  • Barb. Because if you grew up in the 80’s you either were someone like Barb or knew a Barb. She is perfect. For the record, I my personality as a teenager resembled hers, but I didn’t have her compelling glasses and mom-jeans look.
  • The storytelling. It’s paced well, and for some crazy Stephen King/Steven Spielberg (think E. T.) type stuff, the characters sell it all and make it completely believable.

I actually think my husband’s description of the binge-worthy nature of this series is the best one I’ve seen.

We didn’t get our stuff together to actually watch it together. I totally recommend watching it with a friend. Particularly a friend who was about your age in the 1980’s—if, you know, you are like me and grew up then. If not, find a friend who did grow up in the 80’s and watch it with that friend.

I volunteer because I kind of want to watch it again and see what I missed the first time.

Here is the trailer if you want to check it out.

Nostalgia

remember when?

After today is over, my 40th birthday will officially be closer than my 39th.

What I want to know is where the time went. I feel like I was just in college, just yesterday, driving down Riverside in Macon in my friend Sheila’s car with this song going in the background.

It seems wrong that it should be over 20 years ago. Really wrong.

One of the reasons I keep this book blog is that I truly feel there are a lot of books I need to read in my lifetime, and I want to keep track. I know I’m not old, but I’m not young anymore, and it’s weird to think of myself that way. Especially because some things don’t seem to change—like how Georgia suddenly blooms in mid-March and you have to play “Blue Skies” by the Allman Brothers when you’re driving down the road. It’s a requirement.

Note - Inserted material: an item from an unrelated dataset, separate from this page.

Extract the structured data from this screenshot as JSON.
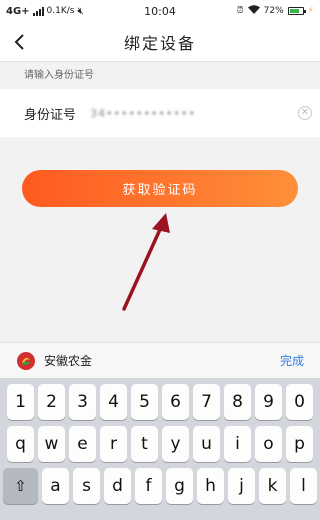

How does 20 years go by so fast? Not fair, life. Not fair.

photo credit: Robert S. Donovan

Related posts: